When Katherine Bates, an English prof at Wellesley College, first penned one of our patriotic songs after a trip to Colorado, she marveled how God had “shed his grace on thee.” We have to ask whether such is still the case, since patriotism has morphed into nationalism and “civil discourse” has become a great civil war of words.
Bates’ poem is patriotic in the best sense of the word — just a love poem to her native land and the joy it brought to her heart. There are many such hymns to countries all over the world, but in some, ours included, the word “patriotism” has been snagged by people with more aggressive agendas. To distinguish them from ourselves, we brand them “super-patriots.”
The Brit, Samuel Johnson, famously called the extreme form “the last refuge of scoundrels,” which must have raised eyebrows in jolly old England, given that he uttered those words two years before the American Revolution.
Indeed, such persons look askance at us today if we dare to say that the beauty of other lands has merit comparable to ours.
“Civil discourse” is also our ideal, and something we desperately need, since democracy calls for freedom of expression — however crackpot it may be.
And I would like to cite recent examples of such tolerance, but I can’t think of any. Nothing seems to sweeten the national conversation; these are violent times in both word and deed, and there will be blood.
Around Independence Days we also witness the conflation of patriotism and religion, and some people seem to think ours is a theocracy. But I must warn that to reference the Bible, e.g., for instructions in civility is to take a tour of hell.
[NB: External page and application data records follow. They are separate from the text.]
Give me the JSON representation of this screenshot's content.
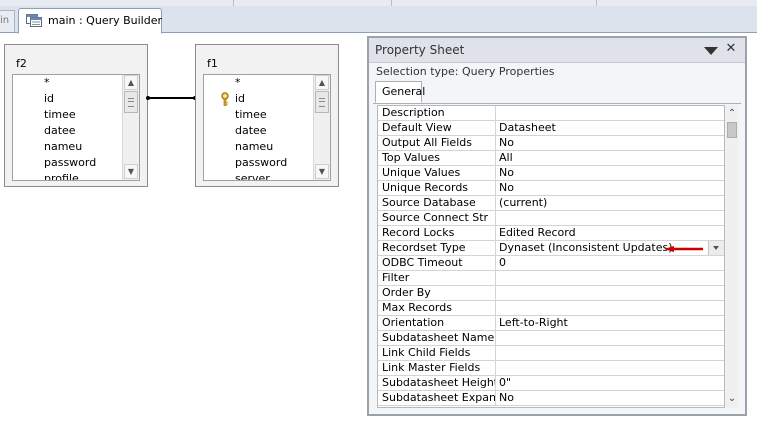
{
  "tabs": {
    "previous_label": "in",
    "active_label": "main : Query Builder"
  },
  "design_tables": [
    {
      "title": "f2",
      "fields": [
        "*",
        "id",
        "timee",
        "datee",
        "nameu",
        "password",
        "profile"
      ],
      "key_field_index": null
    },
    {
      "title": "f1",
      "fields": [
        "*",
        "id",
        "timee",
        "datee",
        "nameu",
        "password",
        "server"
      ],
      "key_field_index": 1
    }
  ],
  "property_sheet": {
    "title": "Property Sheet",
    "selection_type_label": "Selection type:",
    "selection_type_value": "Query Properties",
    "tab_label": "General",
    "annotation_color": "#cc0000",
    "properties": [
      {
        "name": "Description",
        "value": ""
      },
      {
        "name": "Default View",
        "value": "Datasheet"
      },
      {
        "name": "Output All Fields",
        "value": "No"
      },
      {
        "name": "Top Values",
        "value": "All"
      },
      {
        "name": "Unique Values",
        "value": "No"
      },
      {
        "name": "Unique Records",
        "value": "No"
      },
      {
        "name": "Source Database",
        "value": "(current)"
      },
      {
        "name": "Source Connect Str",
        "value": ""
      },
      {
        "name": "Record Locks",
        "value": "Edited Record"
      },
      {
        "name": "Recordset Type",
        "value": "Dynaset (Inconsistent Updates)"
      },
      {
        "name": "ODBC Timeout",
        "value": "0"
      },
      {
        "name": "Filter",
        "value": ""
      },
      {
        "name": "Order By",
        "value": ""
      },
      {
        "name": "Max Records",
        "value": ""
      },
      {
        "name": "Orientation",
        "value": "Left-to-Right"
      },
      {
        "name": "Subdatasheet Name",
        "value": ""
      },
      {
        "name": "Link Child Fields",
        "value": ""
      },
      {
        "name": "Link Master Fields",
        "value": ""
      },
      {
        "name": "Subdatasheet Height",
        "value": "0\""
      },
      {
        "name": "Subdatasheet Expand",
        "value": "No"
      }
    ]
  }
}
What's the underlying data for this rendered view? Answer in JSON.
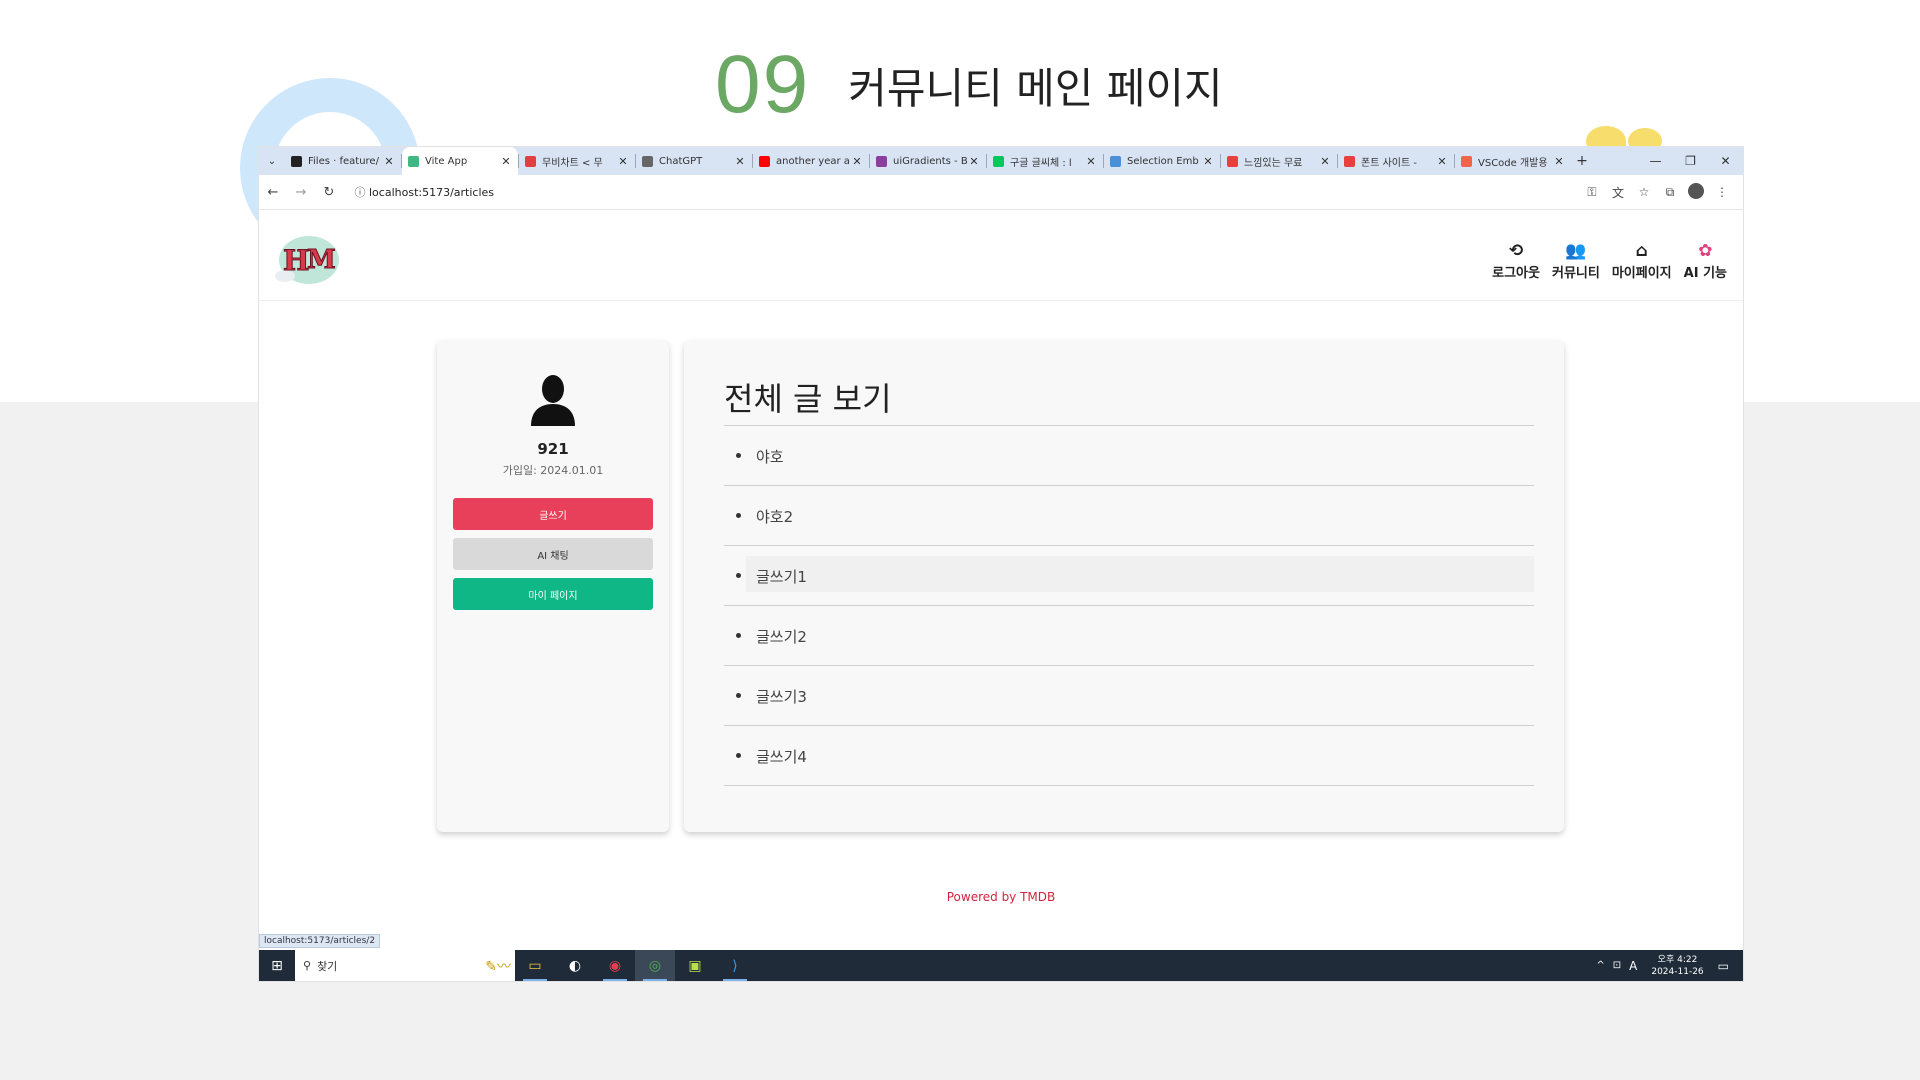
{
  "slide": {
    "number": "09",
    "title": "커뮤니티 메인 페이지"
  },
  "browser": {
    "tabs": [
      {
        "label": "Files · feature/",
        "icon": "gitlab-icon",
        "color": "#222222"
      },
      {
        "label": "Vite App",
        "icon": "vue-icon",
        "color": "#41b883"
      },
      {
        "label": "무비차트 < 무",
        "icon": "cgv-icon",
        "color": "#e04040"
      },
      {
        "label": "ChatGPT",
        "icon": "chatgpt-icon",
        "color": "#666666"
      },
      {
        "label": "another year a",
        "icon": "youtube-icon",
        "color": "#ff0000"
      },
      {
        "label": "uiGradients - B",
        "icon": "uigradients-icon",
        "color": "#8a3f9e"
      },
      {
        "label": "구글 글씨체 : l",
        "icon": "naver-icon",
        "color": "#03c75a"
      },
      {
        "label": "Selection Emb",
        "icon": "slack-icon",
        "color": "#4a90d9"
      },
      {
        "label": "느낌있는 무료",
        "icon": "fonts-icon",
        "color": "#e8403c"
      },
      {
        "label": "폰트 사이트 -",
        "icon": "fonts2-icon",
        "color": "#e8403c"
      },
      {
        "label": "VSCode 개발용",
        "icon": "vscode-blog-icon",
        "color": "#f0654a"
      }
    ],
    "url": "localhost:5173/articles",
    "status_url": "localhost:5173/articles/2"
  },
  "header": {
    "nav": [
      {
        "label": "로그아웃",
        "icon": "logout-icon"
      },
      {
        "label": "커뮤니티",
        "icon": "community-icon"
      },
      {
        "label": "마이페이지",
        "icon": "home-icon"
      },
      {
        "label": "AI 기능",
        "icon": "ai-icon"
      }
    ]
  },
  "profile": {
    "name": "921",
    "joined": "가입일: 2024.01.01",
    "buttons": {
      "write": "글쓰기",
      "ai_chat": "AI 채팅",
      "my_page": "마이 페이지"
    },
    "colors": {
      "write": "#e8405a",
      "ai_chat": "#d9d9d9",
      "my_page": "#0fb686"
    }
  },
  "articles": {
    "title": "전체 글 보기",
    "items": [
      "야호",
      "야호2",
      "글쓰기1",
      "글쓰기2",
      "글쓰기3",
      "글쓰기4"
    ]
  },
  "footer": {
    "powered": "Powered by TMDB"
  },
  "taskbar": {
    "search_placeholder": "찾기",
    "time": "오후 4:22",
    "date": "2024-11-26",
    "ime": "A"
  }
}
We actually expect much more in terms of social behavior than did those of ancient times, not to mention they had thicker skins. Discourse in the Middle East was vigorous to the max and Jesus, as a Jew, was a prime example: Their bible was given to considerable mayhem, but then Christianity has been no improvement.